Start of Block

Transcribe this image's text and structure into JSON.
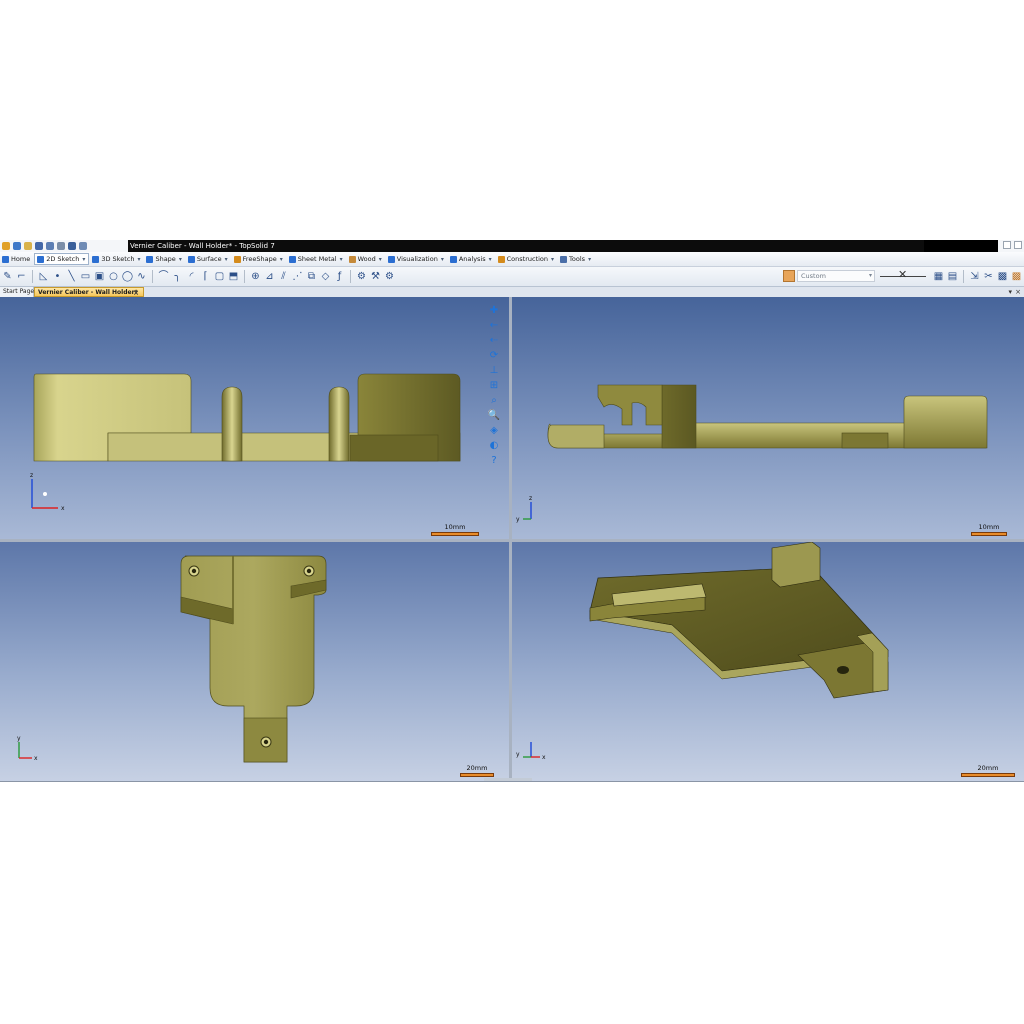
{
  "window": {
    "title": "Vernier Caliber - Wall Holder* - TopSolid 7"
  },
  "menu": {
    "items": [
      {
        "label": "Home",
        "icon_color": "#2b6ed1"
      },
      {
        "label": "2D Sketch",
        "icon_color": "#2b6ed1",
        "active": true
      },
      {
        "label": "3D Sketch",
        "icon_color": "#2b6ed1"
      },
      {
        "label": "Shape",
        "icon_color": "#2b6ed1"
      },
      {
        "label": "Surface",
        "icon_color": "#2b6ed1"
      },
      {
        "label": "FreeShape",
        "icon_color": "#d48b1c"
      },
      {
        "label": "Sheet Metal",
        "icon_color": "#2b6ed1"
      },
      {
        "label": "Wood",
        "icon_color": "#c58a3a"
      },
      {
        "label": "Visualization",
        "icon_color": "#2b6ed1"
      },
      {
        "label": "Analysis",
        "icon_color": "#2b6ed1"
      },
      {
        "label": "Construction",
        "icon_color": "#d48b1c"
      },
      {
        "label": "Tools",
        "icon_color": "#4a6ea8"
      }
    ],
    "dropdown_glyph": "▾"
  },
  "toolbar": {
    "style_combo_value": "Custom",
    "line_style_glyph": "✕"
  },
  "tabs": {
    "start_label": "Start Page",
    "document_label": "Vernier Caliber - Wall Holder*",
    "close_glyph": "×",
    "menu_glyph": "▾"
  },
  "viewports": {
    "front": {
      "scale_label": "10mm",
      "axis_labels": [
        "z",
        "x"
      ]
    },
    "side": {
      "scale_label": "10mm",
      "axis_labels": [
        "z",
        "y"
      ]
    },
    "top": {
      "scale_label": "20mm",
      "axis_labels": [
        "y",
        "x"
      ]
    },
    "iso": {
      "scale_label": "20mm",
      "axis_labels": [
        "y",
        "x"
      ]
    }
  },
  "colors": {
    "part_light": "#c9c579",
    "part_mid": "#8f8a3e",
    "part_dark": "#5d5a23",
    "viewport_top": "#46649a",
    "scale_bar": "#e88c2b",
    "active_tab": "#f7c75a"
  },
  "view_tools": [
    {
      "icon": "crosshair-icon",
      "glyph": "✚"
    },
    {
      "icon": "arrow-left-icon",
      "glyph": "←"
    },
    {
      "icon": "arrow-steps-icon",
      "glyph": "⇠"
    },
    {
      "icon": "rotate-icon",
      "glyph": "⟳"
    },
    {
      "icon": "axis-view-icon",
      "glyph": "⊥"
    },
    {
      "icon": "four-views-icon",
      "glyph": "⊞"
    },
    {
      "icon": "zoom-window-icon",
      "glyph": "⌕"
    },
    {
      "icon": "zoom-icon",
      "glyph": "🔍"
    },
    {
      "icon": "cube-view-icon",
      "glyph": "◈"
    },
    {
      "icon": "palette-icon",
      "glyph": "◐"
    },
    {
      "icon": "help-icon",
      "glyph": "?"
    }
  ]
}
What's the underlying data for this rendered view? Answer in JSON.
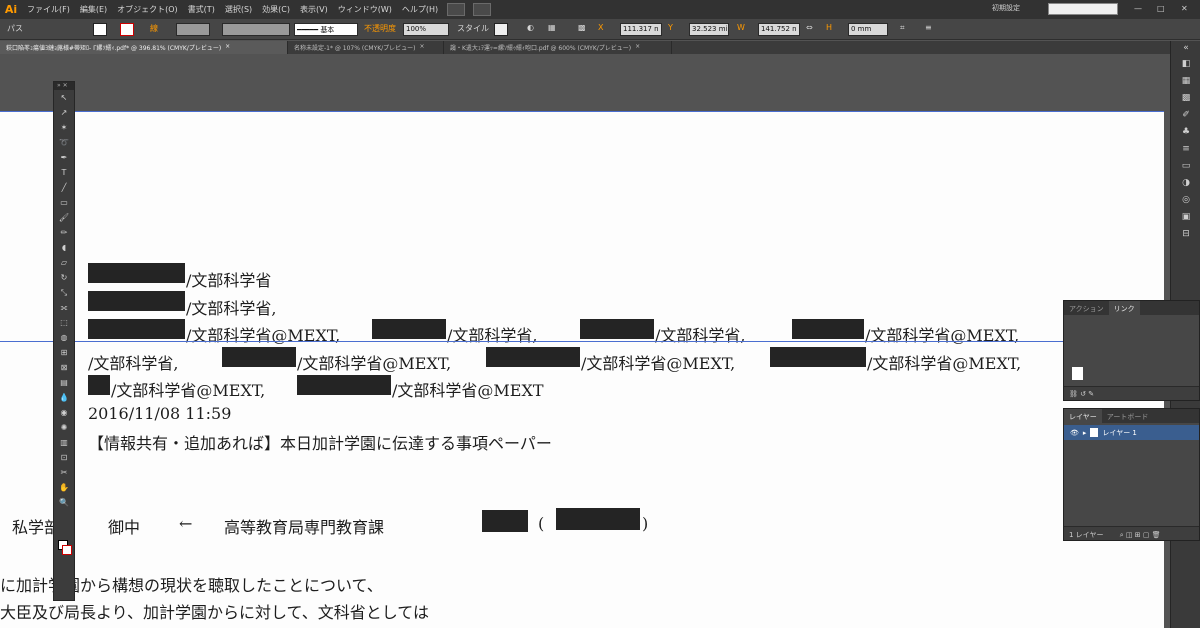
{
  "app": {
    "logo": "Ai",
    "workspace": "初期設定"
  },
  "menu": [
    "ファイル(F)",
    "編集(E)",
    "オブジェクト(O)",
    "書式(T)",
    "選択(S)",
    "効果(C)",
    "表示(V)",
    "ウィンドウ(W)",
    "ヘルプ(H)"
  ],
  "controlbar": {
    "selection_label": "パス",
    "stroke_label": "線",
    "stroke_style": "基本",
    "opacity_label": "不透明度",
    "opacity_value": "100%",
    "style_label": "スタイル",
    "x_label": "X",
    "x_value": "111.317 n",
    "y_label": "Y",
    "y_value": "32.523 mi",
    "w_label": "W",
    "w_value": "141.752 n",
    "h_label": "H",
    "h_value": "0 mm"
  },
  "tabs": [
    {
      "label": "萩口陥苳ｭ瘍値ﾖ縺ｮ蕗様#蒂矩ﾛ- Γ縲ｿ繧ｨ.pdf* @ 396.81% (CMYK/プレビュー)",
      "close": "×"
    },
    {
      "label": "名称未設定-1* @ 107% (CMYK/プレビュー)",
      "close": "×"
    },
    {
      "label": "讒・K遣大ｭｦ運ｯ=縲ｿ繧ｩ繧ｨ咆口.pdf @ 600% (CMYK/プレビュー)",
      "close": "×"
    }
  ],
  "document": {
    "lines": [
      "/文部科学省",
      "/文部科学省,",
      "/文部科学省@MEXT,",
      "/文部科学省,",
      "/文部科学省,",
      "/文部科学省@MEXT,",
      "/文部科学省,",
      "/文部科学省@MEXT,",
      "/文部科学省@MEXT,",
      "/文部科学省@MEXT,",
      "/文部科学省@MEXT,",
      "/文部科学省@MEXT",
      "2016/11/08 11:59",
      "【情報共有・追加あれば】本日加計学園に伝達する事項ペーパー",
      "私学部",
      "御中",
      "←",
      "高等教育局専門教育課",
      "(",
      ")",
      "に加計学園から構想の現状を聴取したことについて、",
      "大臣及び局長より、加計学園からに対して、文科省としては"
    ]
  },
  "panels": {
    "links": {
      "tabs": [
        "アクション",
        "リンク"
      ]
    },
    "layers": {
      "tabs": [
        "レイヤー",
        "アートボード"
      ],
      "layer_name": "レイヤー 1",
      "footer": "1 レイヤー"
    }
  }
}
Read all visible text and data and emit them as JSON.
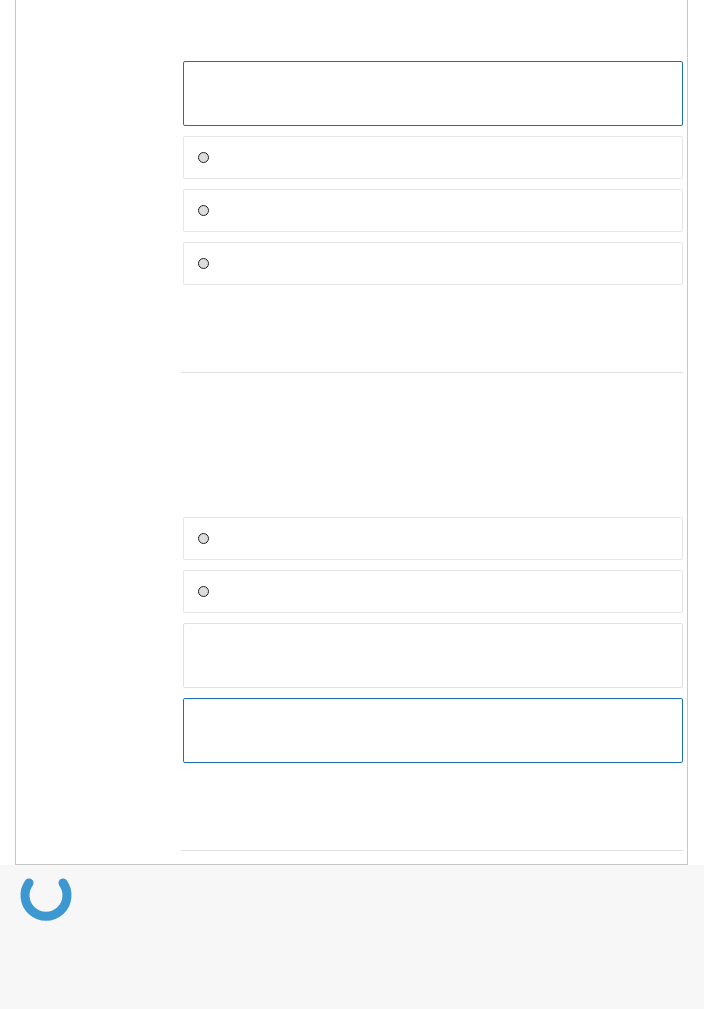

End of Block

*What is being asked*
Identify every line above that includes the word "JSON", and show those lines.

*Final answer*
Transcribe this image's text and structure into JSON.
What's the underlying data for this rendered view? Answer in JSON.
Read all visible text and data and emit them as JSON.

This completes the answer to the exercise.